» INFORMATION PROVIDED:

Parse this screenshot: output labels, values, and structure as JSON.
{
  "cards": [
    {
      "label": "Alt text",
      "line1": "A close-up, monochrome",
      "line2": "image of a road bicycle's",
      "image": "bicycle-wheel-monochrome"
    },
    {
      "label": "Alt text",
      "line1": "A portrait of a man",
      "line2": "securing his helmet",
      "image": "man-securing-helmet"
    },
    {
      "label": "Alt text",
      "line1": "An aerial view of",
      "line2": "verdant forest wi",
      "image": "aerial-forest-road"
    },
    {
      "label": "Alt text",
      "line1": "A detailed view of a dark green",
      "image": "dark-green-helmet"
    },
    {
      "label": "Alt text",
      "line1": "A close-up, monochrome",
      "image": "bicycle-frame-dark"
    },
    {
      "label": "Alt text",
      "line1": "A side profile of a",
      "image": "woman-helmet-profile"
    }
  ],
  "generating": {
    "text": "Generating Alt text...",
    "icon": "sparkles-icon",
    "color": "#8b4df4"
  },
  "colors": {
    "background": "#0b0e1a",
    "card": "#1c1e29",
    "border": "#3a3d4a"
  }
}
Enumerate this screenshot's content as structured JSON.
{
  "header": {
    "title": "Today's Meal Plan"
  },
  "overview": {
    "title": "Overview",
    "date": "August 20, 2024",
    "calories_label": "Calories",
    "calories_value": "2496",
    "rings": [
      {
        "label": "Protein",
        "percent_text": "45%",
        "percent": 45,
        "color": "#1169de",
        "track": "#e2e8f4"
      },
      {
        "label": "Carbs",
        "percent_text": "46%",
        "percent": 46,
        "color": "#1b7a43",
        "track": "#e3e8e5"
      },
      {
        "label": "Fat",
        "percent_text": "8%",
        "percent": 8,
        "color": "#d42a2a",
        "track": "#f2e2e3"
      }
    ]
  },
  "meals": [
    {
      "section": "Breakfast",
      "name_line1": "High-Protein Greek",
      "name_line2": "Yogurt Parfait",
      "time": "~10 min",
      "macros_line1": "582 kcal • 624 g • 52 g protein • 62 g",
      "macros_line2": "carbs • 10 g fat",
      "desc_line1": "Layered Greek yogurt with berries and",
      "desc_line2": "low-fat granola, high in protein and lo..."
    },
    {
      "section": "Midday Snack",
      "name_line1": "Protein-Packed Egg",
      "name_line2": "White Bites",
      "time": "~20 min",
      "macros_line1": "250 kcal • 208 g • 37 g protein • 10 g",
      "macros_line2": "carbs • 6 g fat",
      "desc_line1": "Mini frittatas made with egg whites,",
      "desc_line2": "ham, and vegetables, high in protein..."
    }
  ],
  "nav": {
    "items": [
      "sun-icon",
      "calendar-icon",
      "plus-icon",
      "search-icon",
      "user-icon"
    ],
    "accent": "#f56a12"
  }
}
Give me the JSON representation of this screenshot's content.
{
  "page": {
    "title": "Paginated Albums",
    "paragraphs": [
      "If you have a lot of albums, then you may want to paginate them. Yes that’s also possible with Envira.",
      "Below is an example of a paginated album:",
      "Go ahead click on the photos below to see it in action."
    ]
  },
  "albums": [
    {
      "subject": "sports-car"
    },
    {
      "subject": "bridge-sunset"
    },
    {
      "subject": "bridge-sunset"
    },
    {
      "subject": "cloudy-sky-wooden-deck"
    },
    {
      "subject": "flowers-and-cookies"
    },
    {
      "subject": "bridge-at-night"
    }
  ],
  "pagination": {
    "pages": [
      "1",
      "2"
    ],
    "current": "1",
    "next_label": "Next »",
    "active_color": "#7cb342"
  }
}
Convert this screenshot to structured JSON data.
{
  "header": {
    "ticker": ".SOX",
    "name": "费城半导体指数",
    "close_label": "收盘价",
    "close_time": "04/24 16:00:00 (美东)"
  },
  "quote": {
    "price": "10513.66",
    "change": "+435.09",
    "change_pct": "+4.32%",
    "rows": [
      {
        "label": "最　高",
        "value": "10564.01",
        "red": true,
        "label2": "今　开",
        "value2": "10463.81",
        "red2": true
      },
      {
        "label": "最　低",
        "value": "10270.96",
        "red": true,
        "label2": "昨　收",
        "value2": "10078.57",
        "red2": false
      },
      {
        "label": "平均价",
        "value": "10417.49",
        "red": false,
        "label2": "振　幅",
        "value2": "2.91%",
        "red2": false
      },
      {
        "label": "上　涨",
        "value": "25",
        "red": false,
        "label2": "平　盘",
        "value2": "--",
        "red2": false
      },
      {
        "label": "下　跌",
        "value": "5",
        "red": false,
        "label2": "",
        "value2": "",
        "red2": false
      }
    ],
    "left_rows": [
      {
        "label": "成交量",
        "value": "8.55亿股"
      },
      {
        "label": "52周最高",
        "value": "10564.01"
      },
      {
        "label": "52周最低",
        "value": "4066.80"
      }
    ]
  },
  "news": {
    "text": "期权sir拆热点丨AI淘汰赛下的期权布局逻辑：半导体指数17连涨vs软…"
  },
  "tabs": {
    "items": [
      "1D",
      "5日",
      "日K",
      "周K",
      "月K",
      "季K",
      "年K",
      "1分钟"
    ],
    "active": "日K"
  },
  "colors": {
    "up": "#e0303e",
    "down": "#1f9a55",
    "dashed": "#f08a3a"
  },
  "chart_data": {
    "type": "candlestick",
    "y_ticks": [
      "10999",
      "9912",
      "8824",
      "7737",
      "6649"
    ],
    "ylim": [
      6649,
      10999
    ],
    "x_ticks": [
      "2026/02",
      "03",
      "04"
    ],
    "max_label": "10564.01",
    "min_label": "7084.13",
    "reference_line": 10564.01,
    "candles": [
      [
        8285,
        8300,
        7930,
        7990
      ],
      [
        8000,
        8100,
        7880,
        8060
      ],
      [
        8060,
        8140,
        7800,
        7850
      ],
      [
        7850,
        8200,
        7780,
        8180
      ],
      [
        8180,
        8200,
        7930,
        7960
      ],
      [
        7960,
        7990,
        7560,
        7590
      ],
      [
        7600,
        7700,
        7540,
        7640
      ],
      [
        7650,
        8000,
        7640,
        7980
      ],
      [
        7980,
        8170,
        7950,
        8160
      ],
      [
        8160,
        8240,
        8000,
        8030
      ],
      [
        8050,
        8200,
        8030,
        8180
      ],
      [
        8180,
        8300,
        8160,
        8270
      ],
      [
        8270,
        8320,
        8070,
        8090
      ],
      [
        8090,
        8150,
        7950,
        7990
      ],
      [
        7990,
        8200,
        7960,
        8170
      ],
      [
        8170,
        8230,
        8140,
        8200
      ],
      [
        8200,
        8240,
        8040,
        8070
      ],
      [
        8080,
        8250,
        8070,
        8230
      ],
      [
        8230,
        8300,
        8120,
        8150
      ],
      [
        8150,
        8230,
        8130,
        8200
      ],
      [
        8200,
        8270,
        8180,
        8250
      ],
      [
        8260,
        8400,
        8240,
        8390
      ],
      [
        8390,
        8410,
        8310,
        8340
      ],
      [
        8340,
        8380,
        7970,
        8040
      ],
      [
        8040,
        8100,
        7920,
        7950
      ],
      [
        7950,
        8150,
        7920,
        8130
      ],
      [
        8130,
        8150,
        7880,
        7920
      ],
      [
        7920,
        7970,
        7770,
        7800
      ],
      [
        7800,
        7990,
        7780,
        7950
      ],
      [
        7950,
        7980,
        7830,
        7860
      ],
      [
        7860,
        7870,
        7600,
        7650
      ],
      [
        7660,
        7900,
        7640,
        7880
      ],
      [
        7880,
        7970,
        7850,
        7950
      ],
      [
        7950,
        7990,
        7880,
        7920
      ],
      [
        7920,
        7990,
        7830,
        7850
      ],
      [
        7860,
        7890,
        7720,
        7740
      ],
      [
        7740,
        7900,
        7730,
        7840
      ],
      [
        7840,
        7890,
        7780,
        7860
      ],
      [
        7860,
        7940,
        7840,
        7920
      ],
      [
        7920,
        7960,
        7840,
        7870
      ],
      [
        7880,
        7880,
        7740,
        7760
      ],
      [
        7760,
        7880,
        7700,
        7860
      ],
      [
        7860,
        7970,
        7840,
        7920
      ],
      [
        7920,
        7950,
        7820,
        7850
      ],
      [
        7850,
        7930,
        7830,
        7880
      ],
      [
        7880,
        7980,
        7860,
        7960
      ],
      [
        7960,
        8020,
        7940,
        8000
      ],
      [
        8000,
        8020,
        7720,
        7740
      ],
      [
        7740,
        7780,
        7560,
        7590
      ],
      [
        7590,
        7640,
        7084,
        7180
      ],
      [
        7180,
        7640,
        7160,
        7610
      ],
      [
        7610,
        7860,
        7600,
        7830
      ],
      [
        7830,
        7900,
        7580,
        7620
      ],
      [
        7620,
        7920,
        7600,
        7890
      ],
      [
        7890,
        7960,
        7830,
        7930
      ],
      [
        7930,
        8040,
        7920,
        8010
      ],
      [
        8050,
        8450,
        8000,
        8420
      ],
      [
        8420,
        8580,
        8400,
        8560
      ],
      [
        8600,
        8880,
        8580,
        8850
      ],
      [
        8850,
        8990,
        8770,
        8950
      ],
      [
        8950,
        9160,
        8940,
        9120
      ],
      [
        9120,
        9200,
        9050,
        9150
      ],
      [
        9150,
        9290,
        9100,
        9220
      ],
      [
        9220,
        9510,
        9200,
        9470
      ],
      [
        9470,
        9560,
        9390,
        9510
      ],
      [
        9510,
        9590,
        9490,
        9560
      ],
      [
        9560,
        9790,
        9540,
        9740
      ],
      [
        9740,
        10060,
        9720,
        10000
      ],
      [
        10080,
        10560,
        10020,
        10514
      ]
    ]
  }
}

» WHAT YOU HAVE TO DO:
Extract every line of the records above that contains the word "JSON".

» YOUR RESPONSE:
Parse this screenshot: output labels, values, and structure as JSON.
Enumerate this screenshot's content as structured JSON.
Give me the JSON representation of this screenshot's content.
Convert this screenshot to structured JSON data.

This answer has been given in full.